The First Cry of Atom

Building aarch64 image with Docker

Most of us may use x86 architecture to run your application usually. x86 machine is a dominant architecture in the data center and desktop application. Of course, this blog is also written in the MacBook Pro running on Intel Core i7. But you may want to run your application on the machine running with different CPU architecture from time to time. Most mobile devices support Arm architecture. Additionally, cloud service providers such as AWS provide new generation machine running in Arm-based processor. It is not strange even if we want to run our application on a different platform seeking a chance of better performance or stability.

Nowadays, Docker is the first option to run our application quickly bundled with necessary prerequisites.

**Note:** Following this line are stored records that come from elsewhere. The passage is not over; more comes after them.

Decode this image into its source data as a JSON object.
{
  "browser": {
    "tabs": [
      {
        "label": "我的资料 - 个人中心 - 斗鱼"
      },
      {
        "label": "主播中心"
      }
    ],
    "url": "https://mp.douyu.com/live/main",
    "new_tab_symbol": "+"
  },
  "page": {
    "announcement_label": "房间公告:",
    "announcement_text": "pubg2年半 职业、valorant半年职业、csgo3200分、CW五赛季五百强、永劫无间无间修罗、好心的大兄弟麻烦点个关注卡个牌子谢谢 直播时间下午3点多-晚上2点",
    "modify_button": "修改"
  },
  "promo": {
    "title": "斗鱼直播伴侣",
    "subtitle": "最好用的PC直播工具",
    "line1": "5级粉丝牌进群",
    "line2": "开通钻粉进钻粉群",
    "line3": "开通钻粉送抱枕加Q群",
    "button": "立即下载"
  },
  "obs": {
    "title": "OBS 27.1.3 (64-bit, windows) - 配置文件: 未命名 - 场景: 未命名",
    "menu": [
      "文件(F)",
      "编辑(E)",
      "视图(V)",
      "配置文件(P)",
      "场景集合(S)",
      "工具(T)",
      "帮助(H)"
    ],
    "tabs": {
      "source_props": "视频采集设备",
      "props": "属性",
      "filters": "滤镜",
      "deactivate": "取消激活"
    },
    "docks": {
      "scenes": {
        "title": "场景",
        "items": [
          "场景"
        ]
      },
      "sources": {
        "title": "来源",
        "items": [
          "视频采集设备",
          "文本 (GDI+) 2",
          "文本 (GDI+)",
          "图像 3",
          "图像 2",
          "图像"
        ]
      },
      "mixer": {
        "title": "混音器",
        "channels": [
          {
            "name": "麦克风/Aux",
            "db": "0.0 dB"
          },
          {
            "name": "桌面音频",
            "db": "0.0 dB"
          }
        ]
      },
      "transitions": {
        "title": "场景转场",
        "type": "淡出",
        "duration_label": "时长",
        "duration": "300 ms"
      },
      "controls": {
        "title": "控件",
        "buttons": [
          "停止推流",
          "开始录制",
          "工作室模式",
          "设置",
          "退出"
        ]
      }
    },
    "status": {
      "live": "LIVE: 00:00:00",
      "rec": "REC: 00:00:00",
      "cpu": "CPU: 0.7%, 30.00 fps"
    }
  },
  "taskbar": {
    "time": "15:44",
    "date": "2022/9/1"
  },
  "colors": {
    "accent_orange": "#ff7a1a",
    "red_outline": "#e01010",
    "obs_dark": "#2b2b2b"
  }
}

Using Docker is a sound idea to apply the new platform to the existing app.

To experiment Presto run Graviton processor, I have tried to create a Docker image supporting Arm platform. Here is an article briefly describing how to create a Docker image supporting Arm.

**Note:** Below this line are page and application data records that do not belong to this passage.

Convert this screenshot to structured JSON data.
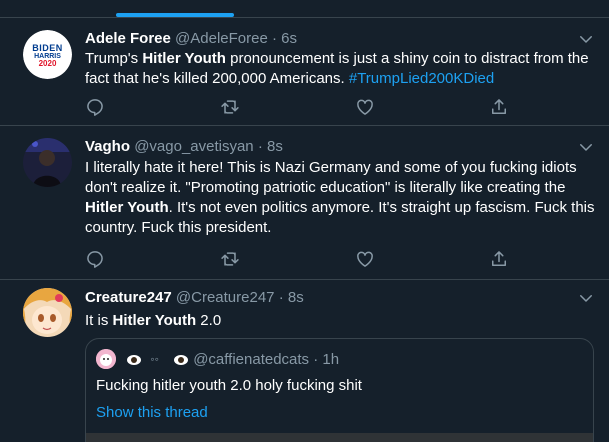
{
  "tweets": [
    {
      "name": "Adele Foree",
      "handle": "@AdeleForee",
      "dot": "·",
      "time": "6s",
      "avatar_text": {
        "line1": "BIDEN",
        "line2": "HARRIS",
        "line3": "2020"
      },
      "body": {
        "t1": "Trump's ",
        "b1": "Hitler Youth",
        "t2": " pronouncement is just a shiny coin to distract from the fact that he's killed 200,000 Americans. ",
        "hashtag": "#TrumpLied200KDied"
      }
    },
    {
      "name": "Vagho",
      "handle": "@vago_avetisyan",
      "dot": "·",
      "time": "8s",
      "body": {
        "t1": "I literally hate it here! This is Nazi Germany and some of you fucking idiots don't realize it. \"Promoting patriotic education\" is literally like creating the ",
        "b1": "Hitler Youth",
        "t2": ". It's not even politics anymore. It's straight up fascism. Fuck this country. Fuck this president."
      }
    },
    {
      "name": "Creature247",
      "handle": "@Creature247",
      "dot": "·",
      "time": "8s",
      "body": {
        "t1": "It is ",
        "b1": "Hitler Youth",
        "t2": " 2.0"
      },
      "quote": {
        "handle": "@caffienatedcats",
        "dot": "·",
        "time": "1h",
        "text": "Fucking hitler youth 2.0 holy fucking shit",
        "show_thread": "Show this thread"
      }
    }
  ],
  "colors": {
    "background": "#15202b",
    "border": "#38444d",
    "accent": "#1da1f2",
    "secondary_text": "#8899a6"
  },
  "icons": [
    "reply-icon",
    "retweet-icon",
    "like-icon",
    "share-icon",
    "chevron-down-icon",
    "eye-icon"
  ]
}
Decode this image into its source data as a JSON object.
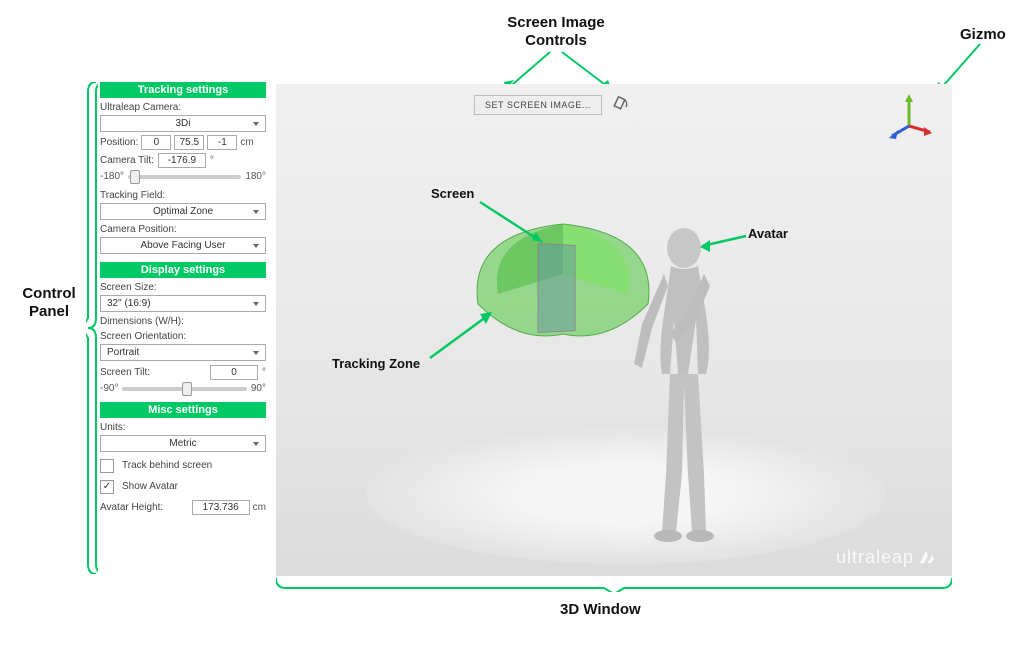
{
  "annotations": {
    "control_panel": "Control\nPanel",
    "screen_image_controls": "Screen Image\nControls",
    "gizmo": "Gizmo",
    "screen": "Screen",
    "avatar": "Avatar",
    "tracking_zone": "Tracking Zone",
    "window3d": "3D Window"
  },
  "panel": {
    "tracking": {
      "header": "Tracking settings",
      "camera_label": "Ultraleap Camera:",
      "camera_value": "3Di",
      "position_label": "Position:",
      "pos_x": "0",
      "pos_y": "75.5",
      "pos_z": "-1",
      "pos_unit": "cm",
      "tilt_label": "Camera Tilt:",
      "tilt_value": "-176.9",
      "tilt_unit": "°",
      "slider_min": "-180°",
      "slider_max": "180°",
      "field_label": "Tracking Field:",
      "field_value": "Optimal Zone",
      "camera_pos_label": "Camera Position:",
      "camera_pos_value": "Above Facing User"
    },
    "display": {
      "header": "Display settings",
      "size_label": "Screen Size:",
      "size_value": "32\" (16:9)",
      "dims_label": "Dimensions (W/H):",
      "orientation_label": "Screen Orientation:",
      "orientation_value": "Portrait",
      "tilt_label": "Screen Tilt:",
      "tilt_value": "0",
      "tilt_unit": "°",
      "slider_min": "-90°",
      "slider_max": "90°"
    },
    "misc": {
      "header": "Misc settings",
      "units_label": "Units:",
      "units_value": "Metric",
      "track_behind": "Track behind screen",
      "track_behind_checked": false,
      "show_avatar": "Show Avatar",
      "show_avatar_checked": true,
      "height_label": "Avatar Height:",
      "height_value": "173.736",
      "height_unit": "cm"
    }
  },
  "viewport": {
    "screen_button": "SET SCREEN IMAGE...",
    "brand": "ultraleap"
  },
  "colors": {
    "accent": "#00c864"
  }
}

Docker Buildx

Docker buildx is an experimental feature for the full support of Moby BuildKit toolkit. It enables us to build a Docker image supporting multiple platforms, including Arm. The feature is so useful that we can quickly make the cross-platform Docker image with a one-line command. But the feature is not generally available in the typical installation of Docker. Enabling the experimental flag is necessary as follows in the case of macOS.


And make sure to restart the Docker daemon.

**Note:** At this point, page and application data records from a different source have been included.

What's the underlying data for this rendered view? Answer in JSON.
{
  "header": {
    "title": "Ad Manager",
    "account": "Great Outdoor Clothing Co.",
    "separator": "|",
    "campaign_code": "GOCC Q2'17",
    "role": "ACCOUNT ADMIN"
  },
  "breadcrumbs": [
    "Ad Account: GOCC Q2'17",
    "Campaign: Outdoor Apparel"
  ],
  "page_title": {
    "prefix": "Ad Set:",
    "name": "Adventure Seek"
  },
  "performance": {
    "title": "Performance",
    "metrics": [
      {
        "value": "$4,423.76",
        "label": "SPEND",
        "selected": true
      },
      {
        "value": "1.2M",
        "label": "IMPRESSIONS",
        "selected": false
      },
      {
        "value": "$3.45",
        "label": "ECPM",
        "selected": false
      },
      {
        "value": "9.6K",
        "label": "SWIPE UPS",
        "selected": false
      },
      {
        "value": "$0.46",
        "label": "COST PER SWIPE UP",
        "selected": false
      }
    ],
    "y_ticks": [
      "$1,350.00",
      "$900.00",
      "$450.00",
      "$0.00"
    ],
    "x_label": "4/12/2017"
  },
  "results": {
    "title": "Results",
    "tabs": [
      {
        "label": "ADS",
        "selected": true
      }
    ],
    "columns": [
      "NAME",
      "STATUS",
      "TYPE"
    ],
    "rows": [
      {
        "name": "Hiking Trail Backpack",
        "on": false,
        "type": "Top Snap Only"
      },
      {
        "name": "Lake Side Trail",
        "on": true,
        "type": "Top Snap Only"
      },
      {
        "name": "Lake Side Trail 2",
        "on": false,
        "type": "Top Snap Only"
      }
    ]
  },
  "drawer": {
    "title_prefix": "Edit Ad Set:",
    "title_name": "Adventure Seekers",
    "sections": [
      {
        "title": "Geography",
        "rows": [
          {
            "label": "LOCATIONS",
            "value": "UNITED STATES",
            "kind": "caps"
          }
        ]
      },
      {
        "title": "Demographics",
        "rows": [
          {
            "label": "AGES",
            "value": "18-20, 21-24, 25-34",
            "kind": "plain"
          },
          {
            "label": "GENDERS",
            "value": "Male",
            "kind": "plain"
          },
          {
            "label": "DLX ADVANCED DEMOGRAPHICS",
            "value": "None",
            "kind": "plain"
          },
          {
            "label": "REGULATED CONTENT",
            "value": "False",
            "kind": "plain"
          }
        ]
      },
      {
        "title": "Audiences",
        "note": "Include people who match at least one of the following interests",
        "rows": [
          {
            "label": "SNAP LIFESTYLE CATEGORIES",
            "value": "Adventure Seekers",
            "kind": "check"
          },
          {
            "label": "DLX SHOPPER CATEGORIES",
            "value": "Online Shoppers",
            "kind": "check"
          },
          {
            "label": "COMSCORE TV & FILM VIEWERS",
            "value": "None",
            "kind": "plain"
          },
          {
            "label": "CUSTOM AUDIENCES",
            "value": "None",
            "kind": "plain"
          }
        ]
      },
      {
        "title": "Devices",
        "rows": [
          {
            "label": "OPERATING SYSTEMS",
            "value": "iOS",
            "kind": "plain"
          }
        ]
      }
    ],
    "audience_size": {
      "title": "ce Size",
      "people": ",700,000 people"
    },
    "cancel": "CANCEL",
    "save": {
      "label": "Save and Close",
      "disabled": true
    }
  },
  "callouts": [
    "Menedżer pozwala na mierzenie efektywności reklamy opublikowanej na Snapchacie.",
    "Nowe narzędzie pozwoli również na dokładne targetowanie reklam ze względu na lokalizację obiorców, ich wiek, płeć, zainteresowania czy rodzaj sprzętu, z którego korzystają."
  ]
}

Command Line

We can build the Docker image for Presto supporting aarch64 architecture with buildx command. We can specify the target platform with --platform option as follows.

$ docker buildx build \
 --platform linux/arm64

--push option lets us upload the image without issuing another command to do so.

target platform

We will find the image supporting the target platform uploaded in the Docker Hub. The good thing is that the Docker engine automatically checks the target platform validity by using that information. It is helpful to search and run the image supporting our desired platform.


Image by Michael Schwarzenberger from Pixabay